On June 26 the U.S. Supreme Court struck down the Defense Of Marriage Act (DOMA) as unconstitutional. This legislation was promoted and signed by President Bill Clinton in 1996 and denies any of the over 1100 federal benefits to same-sex couples.
The Court’s 5-4 majority decision was clear and simple. Writing for the majority, Justice Anthony Kennedy described DOMA as imposing “a disadvantage, a separate status, and so a stigma upon all who enter into same-sex marriages made lawful by the unquestioned authority of the States.” This, he said, violates the right to liberty and equal protection under the law.
The decision means that in the 12 states and the
where same-sex marriage is legal,
those couples will qualify for all federal benefits currently available to
heterosexual couples. Other states, however, may still define “marriage” as
they choose. District of Columbia
The Supreme Court also tossed out
’s Proposition 8 on technical
grounds, which let stand the opinion of the U.S. Court of Appeals in regard to
a legal suit against the referendum measure. If Prop. 8 had been allowed to
become state law, it would have revoked the right of same-sex couples to have
their marriages recognized in California . The governor immediately said that
his administration would begin processing marriage applications as soon as the
Ninth Circuit confirms that the stay has been lifted. California
Nadine Smith of Equality Florida spoke for many when she posted a video saying, “We are left out and left behind.” But these two decisions are still victories that should be celebrated.
For those of us who never would have chosen gay marriage as a defining issue of our movement, the fact is that huge members of our brothers and sisters did choose it. There was a mass movement in our community and they were energized around an act of civil disobedience.
I was living in a small coastal town in
when the mayor of Oregon in 2004 directed city offices to
issue marriage licenses to same-sex couples in violation of state law. My first
thought was, “That’s nice.” But I soon saw that something else was happening as
I watched the huge numbers of people line up and wait for hours to fill out
their paperwork. And then couples in my small town and elsewhere in San Francisco would call me and say, “We are
going to Oregon and wait in line as long as it takes.” San Francisco
It had become a mass movement of people standing up for equality and against discrimination. Surely, ending employment discrimination was more important. But Marriage Equality was moving people, a lot of people. In the beginning there were no major LGBT organizations, NGOs, or self-serving politicians creating this movement.
After the decisions were announced, it was encouraging to watch the interviews with the plaintiffs, lawyers, and demonstrators who all spoke about the people in the 38 states that are left out of these decisions.
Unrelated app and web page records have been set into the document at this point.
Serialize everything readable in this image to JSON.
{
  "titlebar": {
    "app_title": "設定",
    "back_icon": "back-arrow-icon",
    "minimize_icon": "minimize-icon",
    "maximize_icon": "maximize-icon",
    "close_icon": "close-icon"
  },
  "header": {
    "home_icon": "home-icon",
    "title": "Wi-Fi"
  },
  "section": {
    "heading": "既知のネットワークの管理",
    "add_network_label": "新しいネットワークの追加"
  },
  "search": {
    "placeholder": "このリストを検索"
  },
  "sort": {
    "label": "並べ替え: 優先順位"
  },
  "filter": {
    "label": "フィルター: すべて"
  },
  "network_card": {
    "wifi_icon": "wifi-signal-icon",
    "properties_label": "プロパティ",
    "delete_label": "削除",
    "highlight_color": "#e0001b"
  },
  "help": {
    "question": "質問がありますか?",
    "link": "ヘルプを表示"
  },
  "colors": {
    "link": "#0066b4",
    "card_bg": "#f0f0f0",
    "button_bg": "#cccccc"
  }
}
There was also talk about the “momentum” that these decisions have created for other issues—first and foremost, the pressure to pass the Employment Nondiscrimination Act (ENDA).
For at least two people, the Supreme Court decisions had an immediate effect. Within 30 minutes of the DOMA ruling, a
immigration judge stopped
deportation proceedings for a Columbian man married to a gay New York City citizen. U.S.
> The article above was written by Ann Montague of Socialist Action newspaper.